=== Problem to solve ===
Please set down each entry exactly, omitting any picture it holds.
=======
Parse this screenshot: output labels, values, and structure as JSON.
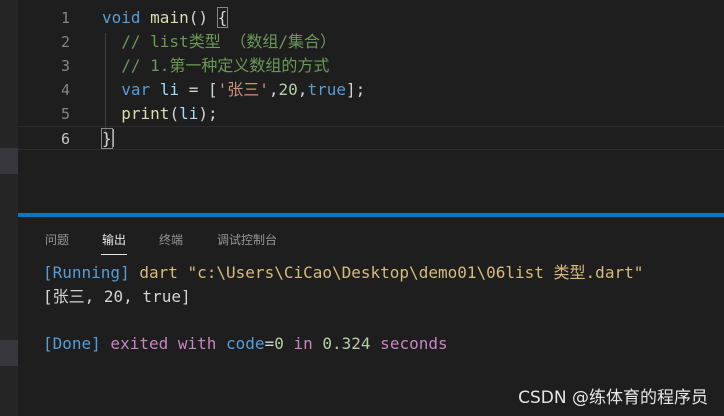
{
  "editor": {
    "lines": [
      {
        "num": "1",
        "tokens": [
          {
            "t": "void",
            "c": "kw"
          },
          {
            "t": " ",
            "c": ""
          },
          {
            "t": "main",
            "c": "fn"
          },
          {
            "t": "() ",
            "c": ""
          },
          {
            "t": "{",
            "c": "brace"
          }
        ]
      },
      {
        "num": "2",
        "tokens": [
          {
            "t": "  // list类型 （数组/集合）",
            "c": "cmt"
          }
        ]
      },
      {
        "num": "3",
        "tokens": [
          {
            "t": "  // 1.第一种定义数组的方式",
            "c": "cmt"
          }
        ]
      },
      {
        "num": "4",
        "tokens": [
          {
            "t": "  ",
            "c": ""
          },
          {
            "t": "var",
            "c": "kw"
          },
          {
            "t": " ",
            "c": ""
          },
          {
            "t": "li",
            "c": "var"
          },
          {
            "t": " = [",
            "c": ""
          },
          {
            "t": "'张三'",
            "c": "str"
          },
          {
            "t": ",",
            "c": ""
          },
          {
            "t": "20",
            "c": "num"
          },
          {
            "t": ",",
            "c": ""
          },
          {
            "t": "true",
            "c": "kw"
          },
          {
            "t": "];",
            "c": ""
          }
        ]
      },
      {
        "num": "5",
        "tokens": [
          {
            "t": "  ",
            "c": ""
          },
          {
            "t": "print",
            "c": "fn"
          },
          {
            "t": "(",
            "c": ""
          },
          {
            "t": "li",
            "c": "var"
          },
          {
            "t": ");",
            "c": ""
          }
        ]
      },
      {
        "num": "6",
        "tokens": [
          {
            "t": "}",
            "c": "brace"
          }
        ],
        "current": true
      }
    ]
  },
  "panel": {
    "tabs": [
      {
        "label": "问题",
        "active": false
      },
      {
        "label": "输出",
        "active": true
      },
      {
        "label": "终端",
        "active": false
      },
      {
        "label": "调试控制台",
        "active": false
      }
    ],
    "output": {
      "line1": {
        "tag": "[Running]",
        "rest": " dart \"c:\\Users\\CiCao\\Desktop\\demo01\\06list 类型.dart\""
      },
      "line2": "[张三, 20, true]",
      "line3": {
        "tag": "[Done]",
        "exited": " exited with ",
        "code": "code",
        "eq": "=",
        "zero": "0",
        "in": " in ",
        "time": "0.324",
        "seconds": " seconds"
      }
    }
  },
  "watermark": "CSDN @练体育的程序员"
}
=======
=== Task solution ===
Parse this screenshot: output labels, values, and structure as JSON.
{
  "editor": {
    "lines": [
      {
        "num": "1",
        "tokens": [
          {
            "t": "void",
            "c": "kw"
          },
          {
            "t": " ",
            "c": ""
          },
          {
            "t": "main",
            "c": "fn"
          },
          {
            "t": "() ",
            "c": ""
          },
          {
            "t": "{",
            "c": "brace"
          }
        ]
      },
      {
        "num": "2",
        "tokens": [
          {
            "t": "  // list类型 （数组/集合）",
            "c": "cmt"
          }
        ]
      },
      {
        "num": "3",
        "tokens": [
          {
            "t": "  // 1.第一种定义数组的方式",
            "c": "cmt"
          }
        ]
      },
      {
        "num": "4",
        "tokens": [
          {
            "t": "  ",
            "c": ""
          },
          {
            "t": "var",
            "c": "kw"
          },
          {
            "t": " ",
            "c": ""
          },
          {
            "t": "li",
            "c": "var"
          },
          {
            "t": " = [",
            "c": ""
          },
          {
            "t": "'张三'",
            "c": "str"
          },
          {
            "t": ",",
            "c": ""
          },
          {
            "t": "20",
            "c": "num"
          },
          {
            "t": ",",
            "c": ""
          },
          {
            "t": "true",
            "c": "kw"
          },
          {
            "t": "];",
            "c": ""
          }
        ]
      },
      {
        "num": "5",
        "tokens": [
          {
            "t": "  ",
            "c": ""
          },
          {
            "t": "print",
            "c": "fn"
          },
          {
            "t": "(",
            "c": ""
          },
          {
            "t": "li",
            "c": "var"
          },
          {
            "t": ");",
            "c": ""
          }
        ]
      },
      {
        "num": "6",
        "tokens": [
          {
            "t": "}",
            "c": "brace"
          }
        ],
        "current": true
      }
    ]
  },
  "panel": {
    "tabs": [
      {
        "label": "问题",
        "active": false
      },
      {
        "label": "输出",
        "active": true
      },
      {
        "label": "终端",
        "active": false
      },
      {
        "label": "调试控制台",
        "active": false
      }
    ],
    "output": {
      "line1": {
        "tag": "[Running]",
        "rest": " dart \"c:\\Users\\CiCao\\Desktop\\demo01\\06list 类型.dart\""
      },
      "line2": "[张三, 20, true]",
      "line3": {
        "tag": "[Done]",
        "exited": " exited with ",
        "code": "code",
        "eq": "=",
        "zero": "0",
        "in": " in ",
        "time": "0.324",
        "seconds": " seconds"
      }
    }
  },
  "watermark": "CSDN @练体育的程序员"
}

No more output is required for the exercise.